  • Type: 35 mm single-lens reflex camera
  • Format: 24x36 mm on standard 135 cartridge film
  • Manufacturer: KMZ
  • Years of production: 1955-61
  • Number produced: Est. 232,949[5]
  • Standard lens: Industar-50 1:3.5 F=5 cm
  • Shutter:
    • Cloth focal-plane shutter. 1/25 - 1/500 second plus 'B' on early examples; 1/30 - 1/500 second plus 'B' later. Cable release socket in shutter release button. No delayed action.
    • Flash synchronisation by PC socket. Variable synchronisation delay, 0-25 ms.
  • Viewfinder: Pentaprism viewfinder with ground glass focusing screen. No prismatic focusing aids. High magnification, low coverage (aprox. 80% of lens field).
  • Dimensions (width x depth x height): 140 x 50 x 90 mm (body only).
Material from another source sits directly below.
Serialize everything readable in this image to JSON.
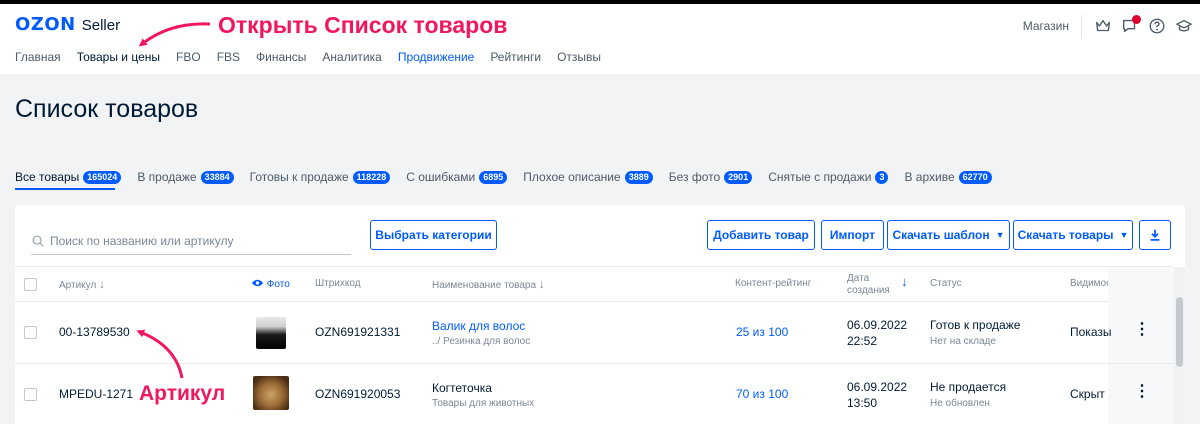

  1. The 'C' is a Cyrillic 'S', and stands for "sinkhronizirovannyy," "synchronized," referring to the shutter's being synchronised for flash. However, even when in Latin script, the name is marked on the camera as 'Zenith C'.
  2. McKeown, James M. and Joan C. McKeown's Price Guide to Antique and Classic Cameras, 12th Edition, 2005-2006. USA, Centennial Photo Service, 2004. ISBN 0-931838-40-1 (hardcover). ISBN 0-931838-41-X (softcover). p. 553.
  3. The page on the Zenit 1 'camera line' (in Russian) formerly at the KMZ Archive (http://www.zenitcamera.com) and archived at the Internet Archive 'Wayback Machine' in December 2008, states only that the metal-arm mechanism was 'not very successful'.
  4. which can give convenient long exposure by locking down the shutter release; press and twist counterlockwise
  5. Production figures formerly shown at the KMZ Archive, and archived at the Internet Archive 'Wayback Machine' in June 2006.


  • Manual (in English) formerly at the KMZ Archive, and archived at the Internet Archive 'Wayback Machine' in December 2008.
  • Zenit C at www.collection-appareils.fr (in French)